Retrieved from http://www.alz.org/alzheimers_disease_steps_to_diagnosis.asp Alzheimer's disease Tests and diagnosis - Diseases and Conditions - Mayo Clinic. (2013, January 19). Retrieved from http://www.mayoclinic.org/diseases-conditions/alzheimers-disease/basics/tests-diagnosis/con-20023871 Recognizing Alzheimer’s Disease: Early Warning Signs & Diagnosis. (n.d.). Retrieved from http://www.helpguide.org/harvard/recognizing_diagnosing_alzheimers.htm LifeLabs - Test Information Directory - Homepage.
She had a patient in which memory loss and other brain issues deteriorated rapidly resulting in death a short period later (Castellani, Rolston, & Smith, 2010). Alzheimer’s dementia affects individuals older than the age of 65. This disease occurs in a small percentage of individuals younger than 65. Literature varies in the percentage. According to Jorde, Carey, and Bamshad (2014), 3% to 5% of individuals diagnosed before age 65 are most likely to have inherited to dominant gene(s) for Alzheimer’s Dementia.
- MedicineNet. Retrieved from http://www.medicinenet.com/alzheimers_disease_causes_stages_and_symptoms/page7.htm#what_is_the_prognosis_for_a_person_with_alzheimers_disease Tests for Alzheimer's & Dementia | Alzheimer's Association. (n.d.). Retrieved from http://www.alz.org/alzheimers_disease_steps_to_diagnosis.asp Alzheimer's disease Tests and diagnosis - Diseases and Conditions - Mayo Clinic. (2013, January 19).
It is said that memory declines as people age, and this can be just a natural part of life. However, in many cases as people grow older, they develop a mental disorder known as Alzheimer’s disease. Alzheimer’s is a disease that causes problems with memory, thinking, and overall behavior, and progressively becomes a bigger problem. Alzheimer’s is the most common form of dementia and is a very common disease in people over the age of 65. This terminal disease puts tremendous stress on the victim and the victim’s family.

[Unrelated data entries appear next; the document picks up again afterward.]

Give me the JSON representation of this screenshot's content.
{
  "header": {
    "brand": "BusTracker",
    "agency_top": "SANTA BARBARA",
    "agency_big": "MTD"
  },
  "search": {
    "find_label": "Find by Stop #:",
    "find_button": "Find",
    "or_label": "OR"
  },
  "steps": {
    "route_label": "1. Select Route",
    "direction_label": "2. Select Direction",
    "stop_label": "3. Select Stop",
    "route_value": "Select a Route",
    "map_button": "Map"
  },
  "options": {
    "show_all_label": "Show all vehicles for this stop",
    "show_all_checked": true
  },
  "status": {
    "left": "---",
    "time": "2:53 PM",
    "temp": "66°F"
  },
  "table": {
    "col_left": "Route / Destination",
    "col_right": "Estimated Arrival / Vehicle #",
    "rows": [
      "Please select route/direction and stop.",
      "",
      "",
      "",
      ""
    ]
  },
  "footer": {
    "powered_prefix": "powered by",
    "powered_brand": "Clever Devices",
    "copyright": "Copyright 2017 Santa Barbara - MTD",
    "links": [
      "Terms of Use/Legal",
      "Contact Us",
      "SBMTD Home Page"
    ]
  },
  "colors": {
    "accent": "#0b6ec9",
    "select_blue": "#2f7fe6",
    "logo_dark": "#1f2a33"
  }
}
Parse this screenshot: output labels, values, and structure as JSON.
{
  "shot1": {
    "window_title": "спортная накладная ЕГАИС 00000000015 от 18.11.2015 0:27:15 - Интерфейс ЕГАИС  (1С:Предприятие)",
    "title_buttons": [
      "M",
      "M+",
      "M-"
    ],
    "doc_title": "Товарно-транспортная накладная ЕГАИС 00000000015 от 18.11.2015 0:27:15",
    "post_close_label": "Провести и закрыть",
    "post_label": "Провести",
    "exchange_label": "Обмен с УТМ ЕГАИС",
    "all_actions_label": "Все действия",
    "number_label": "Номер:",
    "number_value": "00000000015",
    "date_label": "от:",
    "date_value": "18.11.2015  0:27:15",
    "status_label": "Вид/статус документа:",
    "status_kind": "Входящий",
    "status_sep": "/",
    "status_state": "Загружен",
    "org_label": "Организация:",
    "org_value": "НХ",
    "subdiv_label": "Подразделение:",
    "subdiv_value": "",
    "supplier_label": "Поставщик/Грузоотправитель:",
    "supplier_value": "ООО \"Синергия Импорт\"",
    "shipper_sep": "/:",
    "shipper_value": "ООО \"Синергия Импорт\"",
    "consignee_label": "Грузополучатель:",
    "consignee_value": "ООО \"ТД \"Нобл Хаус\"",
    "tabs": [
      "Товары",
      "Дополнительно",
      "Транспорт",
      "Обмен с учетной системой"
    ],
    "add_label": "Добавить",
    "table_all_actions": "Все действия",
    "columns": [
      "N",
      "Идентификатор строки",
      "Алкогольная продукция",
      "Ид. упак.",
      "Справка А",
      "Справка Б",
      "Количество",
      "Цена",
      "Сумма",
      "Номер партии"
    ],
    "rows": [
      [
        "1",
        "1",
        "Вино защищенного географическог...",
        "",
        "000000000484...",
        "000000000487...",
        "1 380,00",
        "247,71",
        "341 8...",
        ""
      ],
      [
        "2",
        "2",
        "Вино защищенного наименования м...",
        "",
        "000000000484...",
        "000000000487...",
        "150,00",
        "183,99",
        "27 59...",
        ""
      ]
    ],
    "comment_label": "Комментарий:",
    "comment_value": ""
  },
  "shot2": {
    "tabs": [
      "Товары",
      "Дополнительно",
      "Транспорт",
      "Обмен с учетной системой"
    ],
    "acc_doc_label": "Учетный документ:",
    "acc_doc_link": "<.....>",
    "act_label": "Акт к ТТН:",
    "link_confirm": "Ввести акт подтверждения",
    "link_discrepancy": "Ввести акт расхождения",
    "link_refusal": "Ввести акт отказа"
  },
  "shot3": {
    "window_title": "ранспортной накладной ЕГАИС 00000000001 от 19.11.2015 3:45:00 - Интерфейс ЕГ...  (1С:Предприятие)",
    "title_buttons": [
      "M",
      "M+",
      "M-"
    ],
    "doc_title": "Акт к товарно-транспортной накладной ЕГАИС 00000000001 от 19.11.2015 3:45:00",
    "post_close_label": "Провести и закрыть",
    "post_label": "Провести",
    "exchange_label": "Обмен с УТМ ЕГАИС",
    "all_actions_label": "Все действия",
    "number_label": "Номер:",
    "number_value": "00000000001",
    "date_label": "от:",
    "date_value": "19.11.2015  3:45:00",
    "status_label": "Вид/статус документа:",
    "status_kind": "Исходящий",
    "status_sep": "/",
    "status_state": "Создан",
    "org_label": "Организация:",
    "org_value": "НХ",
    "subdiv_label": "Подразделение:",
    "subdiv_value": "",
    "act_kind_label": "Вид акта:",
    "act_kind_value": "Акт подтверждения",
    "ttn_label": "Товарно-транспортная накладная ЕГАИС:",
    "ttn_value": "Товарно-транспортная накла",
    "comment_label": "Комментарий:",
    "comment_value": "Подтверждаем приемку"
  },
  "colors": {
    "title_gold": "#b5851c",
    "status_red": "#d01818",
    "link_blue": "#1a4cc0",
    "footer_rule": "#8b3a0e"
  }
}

Retrieved November 2013, 2013, from Dementia: http://familydoctor.org/online/famdocen/home/common/brain/disorders/662.html staff, M. C. (2011, October 11). Definition. (M. F. Research, Producer) Retrieved November 23, 2013, from Mayo Clinic: http://www.mayoclinic.com/health/amnesia/DS01041